YOUR OBJECTIVE —
A picture-free, exact reproduction of the listing that follows is required.
- Opening Delimiter -
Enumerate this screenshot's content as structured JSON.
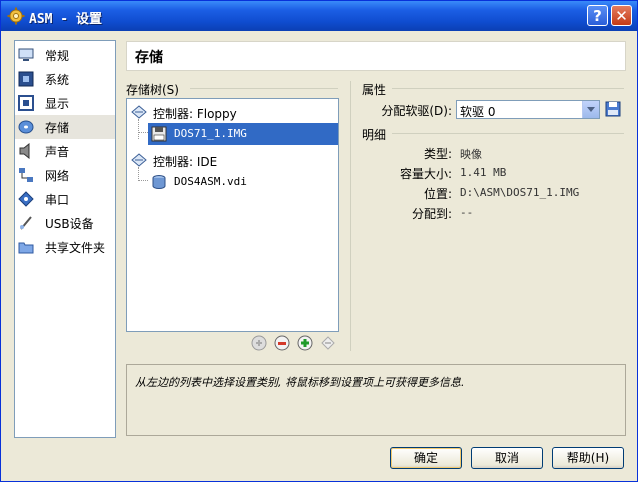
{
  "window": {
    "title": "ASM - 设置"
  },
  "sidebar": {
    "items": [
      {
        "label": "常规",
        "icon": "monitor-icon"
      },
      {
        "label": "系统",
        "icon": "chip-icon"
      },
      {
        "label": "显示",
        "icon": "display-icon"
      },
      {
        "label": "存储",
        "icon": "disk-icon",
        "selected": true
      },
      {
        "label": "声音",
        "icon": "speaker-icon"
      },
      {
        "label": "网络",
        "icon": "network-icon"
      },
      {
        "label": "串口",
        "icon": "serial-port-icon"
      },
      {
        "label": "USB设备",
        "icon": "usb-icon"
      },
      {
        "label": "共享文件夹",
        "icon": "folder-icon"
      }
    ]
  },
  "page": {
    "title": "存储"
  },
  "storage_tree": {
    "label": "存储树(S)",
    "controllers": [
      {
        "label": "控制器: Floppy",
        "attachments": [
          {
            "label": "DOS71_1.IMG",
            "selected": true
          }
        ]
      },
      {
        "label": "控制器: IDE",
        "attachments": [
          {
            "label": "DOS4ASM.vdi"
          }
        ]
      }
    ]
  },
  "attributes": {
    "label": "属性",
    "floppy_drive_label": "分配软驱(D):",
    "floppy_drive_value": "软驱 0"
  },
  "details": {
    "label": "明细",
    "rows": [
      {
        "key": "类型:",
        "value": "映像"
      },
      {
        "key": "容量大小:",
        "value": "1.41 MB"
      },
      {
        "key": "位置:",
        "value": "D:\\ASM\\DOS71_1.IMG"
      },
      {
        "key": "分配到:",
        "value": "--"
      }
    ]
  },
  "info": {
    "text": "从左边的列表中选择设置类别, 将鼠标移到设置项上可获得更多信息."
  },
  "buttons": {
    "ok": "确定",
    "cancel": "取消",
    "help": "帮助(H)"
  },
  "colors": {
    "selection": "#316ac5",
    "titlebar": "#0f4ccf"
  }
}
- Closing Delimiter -
WRITTEN REPLY —
Enumerate this screenshot's content as structured JSON.
{
  "window": {
    "title": "ASM - 设置"
  },
  "sidebar": {
    "items": [
      {
        "label": "常规",
        "icon": "monitor-icon"
      },
      {
        "label": "系统",
        "icon": "chip-icon"
      },
      {
        "label": "显示",
        "icon": "display-icon"
      },
      {
        "label": "存储",
        "icon": "disk-icon",
        "selected": true
      },
      {
        "label": "声音",
        "icon": "speaker-icon"
      },
      {
        "label": "网络",
        "icon": "network-icon"
      },
      {
        "label": "串口",
        "icon": "serial-port-icon"
      },
      {
        "label": "USB设备",
        "icon": "usb-icon"
      },
      {
        "label": "共享文件夹",
        "icon": "folder-icon"
      }
    ]
  },
  "page": {
    "title": "存储"
  },
  "storage_tree": {
    "label": "存储树(S)",
    "controllers": [
      {
        "label": "控制器: Floppy",
        "attachments": [
          {
            "label": "DOS71_1.IMG",
            "selected": true
          }
        ]
      },
      {
        "label": "控制器: IDE",
        "attachments": [
          {
            "label": "DOS4ASM.vdi"
          }
        ]
      }
    ]
  },
  "attributes": {
    "label": "属性",
    "floppy_drive_label": "分配软驱(D):",
    "floppy_drive_value": "软驱 0"
  },
  "details": {
    "label": "明细",
    "rows": [
      {
        "key": "类型:",
        "value": "映像"
      },
      {
        "key": "容量大小:",
        "value": "1.41 MB"
      },
      {
        "key": "位置:",
        "value": "D:\\ASM\\DOS71_1.IMG"
      },
      {
        "key": "分配到:",
        "value": "--"
      }
    ]
  },
  "info": {
    "text": "从左边的列表中选择设置类别, 将鼠标移到设置项上可获得更多信息."
  },
  "buttons": {
    "ok": "确定",
    "cancel": "取消",
    "help": "帮助(H)"
  },
  "colors": {
    "selection": "#316ac5",
    "titlebar": "#0f4ccf"
  }
}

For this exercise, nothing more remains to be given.